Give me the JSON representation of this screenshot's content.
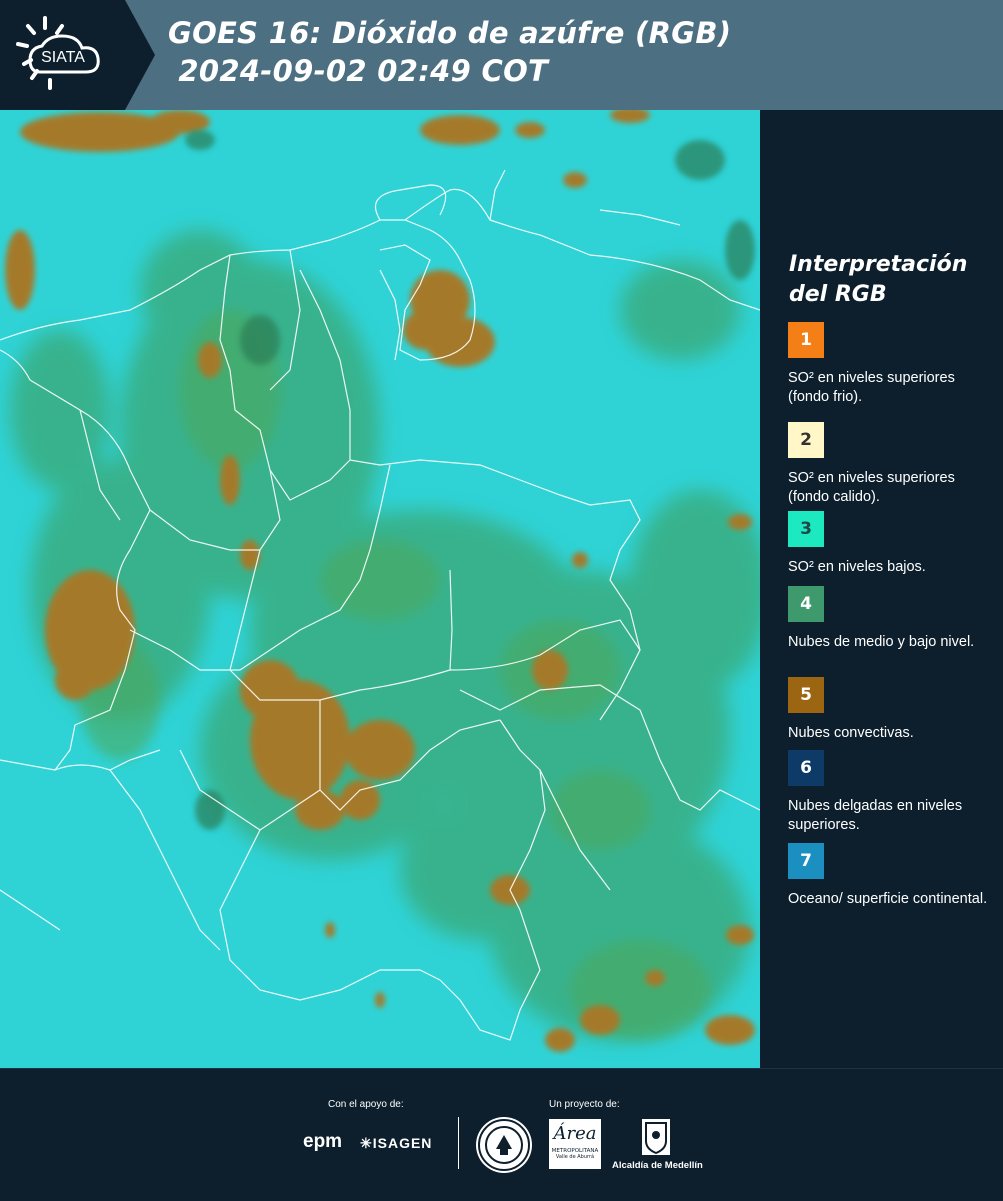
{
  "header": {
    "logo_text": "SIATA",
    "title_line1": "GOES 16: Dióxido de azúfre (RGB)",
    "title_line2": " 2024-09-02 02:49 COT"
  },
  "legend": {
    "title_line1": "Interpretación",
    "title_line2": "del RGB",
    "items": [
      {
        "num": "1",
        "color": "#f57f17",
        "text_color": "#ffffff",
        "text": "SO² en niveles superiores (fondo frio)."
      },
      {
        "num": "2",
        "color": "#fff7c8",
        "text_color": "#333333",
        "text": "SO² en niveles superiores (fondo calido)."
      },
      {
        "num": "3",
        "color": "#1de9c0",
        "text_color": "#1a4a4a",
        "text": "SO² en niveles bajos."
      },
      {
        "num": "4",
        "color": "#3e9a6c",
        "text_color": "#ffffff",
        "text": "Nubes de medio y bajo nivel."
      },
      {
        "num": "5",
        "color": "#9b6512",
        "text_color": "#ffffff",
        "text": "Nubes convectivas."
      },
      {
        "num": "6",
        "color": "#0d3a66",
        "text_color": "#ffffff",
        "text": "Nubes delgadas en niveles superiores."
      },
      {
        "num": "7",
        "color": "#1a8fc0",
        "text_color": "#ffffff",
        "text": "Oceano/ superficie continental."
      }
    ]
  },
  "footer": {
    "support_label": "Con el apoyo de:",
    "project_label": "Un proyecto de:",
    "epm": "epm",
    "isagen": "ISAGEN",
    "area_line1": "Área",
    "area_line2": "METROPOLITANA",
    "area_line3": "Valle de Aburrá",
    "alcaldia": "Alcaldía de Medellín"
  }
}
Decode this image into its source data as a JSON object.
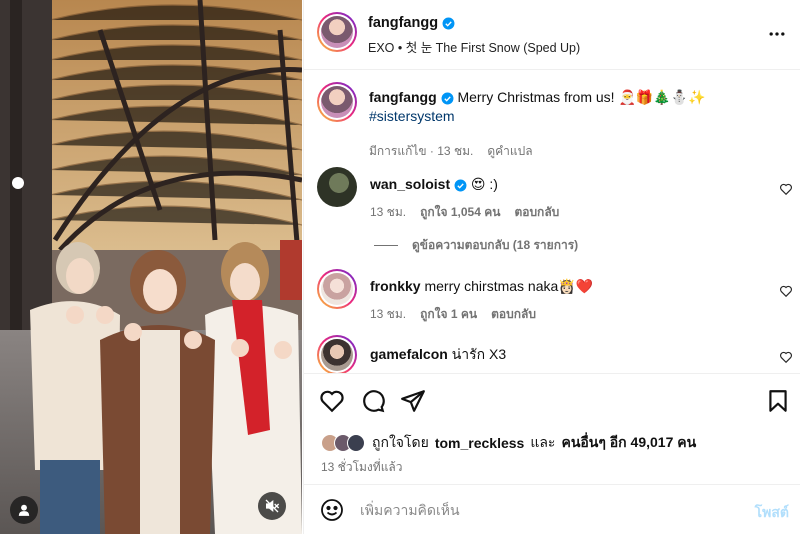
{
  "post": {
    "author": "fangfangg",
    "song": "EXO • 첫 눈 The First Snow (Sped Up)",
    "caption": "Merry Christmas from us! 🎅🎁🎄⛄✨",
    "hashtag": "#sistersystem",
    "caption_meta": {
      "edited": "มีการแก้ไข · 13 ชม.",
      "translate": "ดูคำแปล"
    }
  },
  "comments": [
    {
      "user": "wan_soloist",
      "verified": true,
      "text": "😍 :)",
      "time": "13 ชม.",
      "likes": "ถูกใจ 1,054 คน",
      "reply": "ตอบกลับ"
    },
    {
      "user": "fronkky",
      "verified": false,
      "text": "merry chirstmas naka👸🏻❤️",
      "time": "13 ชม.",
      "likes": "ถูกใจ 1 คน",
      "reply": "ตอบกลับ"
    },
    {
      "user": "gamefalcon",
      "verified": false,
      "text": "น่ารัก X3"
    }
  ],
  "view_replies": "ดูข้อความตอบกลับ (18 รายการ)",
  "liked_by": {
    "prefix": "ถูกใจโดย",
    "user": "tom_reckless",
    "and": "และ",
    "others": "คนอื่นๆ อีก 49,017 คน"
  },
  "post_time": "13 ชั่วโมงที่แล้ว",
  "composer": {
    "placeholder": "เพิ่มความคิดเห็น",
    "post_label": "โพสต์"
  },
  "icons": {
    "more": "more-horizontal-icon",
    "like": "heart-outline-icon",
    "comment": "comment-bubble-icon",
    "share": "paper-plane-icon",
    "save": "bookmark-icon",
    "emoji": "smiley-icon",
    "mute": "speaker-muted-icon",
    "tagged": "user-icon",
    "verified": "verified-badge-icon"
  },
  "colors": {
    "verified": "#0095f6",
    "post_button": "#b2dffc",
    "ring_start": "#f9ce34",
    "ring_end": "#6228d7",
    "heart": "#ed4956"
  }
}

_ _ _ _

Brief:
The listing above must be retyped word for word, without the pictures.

Result below:
Give me the JSON representation of this screenshot's content.
{
  "header": {
    "logo_text": "SIATA",
    "title_line1": "GOES 16: Dióxido de azúfre (RGB)",
    "title_line2": " 2024-09-02 02:49 COT"
  },
  "legend": {
    "title_line1": "Interpretación",
    "title_line2": "del RGB",
    "items": [
      {
        "num": "1",
        "color": "#f57f17",
        "text_color": "#ffffff",
        "text": "SO² en niveles superiores (fondo frio)."
      },
      {
        "num": "2",
        "color": "#fff7c8",
        "text_color": "#333333",
        "text": "SO² en niveles superiores (fondo calido)."
      },
      {
        "num": "3",
        "color": "#1de9c0",
        "text_color": "#1a4a4a",
        "text": "SO² en niveles bajos."
      },
      {
        "num": "4",
        "color": "#3e9a6c",
        "text_color": "#ffffff",
        "text": "Nubes de medio y bajo nivel."
      },
      {
        "num": "5",
        "color": "#9b6512",
        "text_color": "#ffffff",
        "text": "Nubes convectivas."
      },
      {
        "num": "6",
        "color": "#0d3a66",
        "text_color": "#ffffff",
        "text": "Nubes delgadas en niveles superiores."
      },
      {
        "num": "7",
        "color": "#1a8fc0",
        "text_color": "#ffffff",
        "text": "Oceano/ superficie continental."
      }
    ]
  },
  "footer": {
    "support_label": "Con el apoyo de:",
    "project_label": "Un proyecto de:",
    "epm": "epm",
    "isagen": "ISAGEN",
    "area_line1": "Área",
    "area_line2": "METROPOLITANA",
    "area_line3": "Valle de Aburrá",
    "alcaldia": "Alcaldía de Medellín"
  }
}
Decode this image into its source data as a JSON object.
{
  "post": {
    "author": "fangfangg",
    "song": "EXO • 첫 눈 The First Snow (Sped Up)",
    "caption": "Merry Christmas from us! 🎅🎁🎄⛄✨",
    "hashtag": "#sistersystem",
    "caption_meta": {
      "edited": "มีการแก้ไข · 13 ชม.",
      "translate": "ดูคำแปล"
    }
  },
  "comments": [
    {
      "user": "wan_soloist",
      "verified": true,
      "text": "😍 :)",
      "time": "13 ชม.",
      "likes": "ถูกใจ 1,054 คน",
      "reply": "ตอบกลับ"
    },
    {
      "user": "fronkky",
      "verified": false,
      "text": "merry chirstmas naka👸🏻❤️",
      "time": "13 ชม.",
      "likes": "ถูกใจ 1 คน",
      "reply": "ตอบกลับ"
    },
    {
      "user": "gamefalcon",
      "verified": false,
      "text": "น่ารัก X3"
    }
  ],
  "view_replies": "ดูข้อความตอบกลับ (18 รายการ)",
  "liked_by": {
    "prefix": "ถูกใจโดย",
    "user": "tom_reckless",
    "and": "และ",
    "others": "คนอื่นๆ อีก 49,017 คน"
  },
  "post_time": "13 ชั่วโมงที่แล้ว",
  "composer": {
    "placeholder": "เพิ่มความคิดเห็น",
    "post_label": "โพสต์"
  },
  "icons": {
    "more": "more-horizontal-icon",
    "like": "heart-outline-icon",
    "comment": "comment-bubble-icon",
    "share": "paper-plane-icon",
    "save": "bookmark-icon",
    "emoji": "smiley-icon",
    "mute": "speaker-muted-icon",
    "tagged": "user-icon",
    "verified": "verified-badge-icon"
  },
  "colors": {
    "verified": "#0095f6",
    "post_button": "#b2dffc",
    "ring_start": "#f9ce34",
    "ring_end": "#6228d7",
    "heart": "#ed4956"
  }
}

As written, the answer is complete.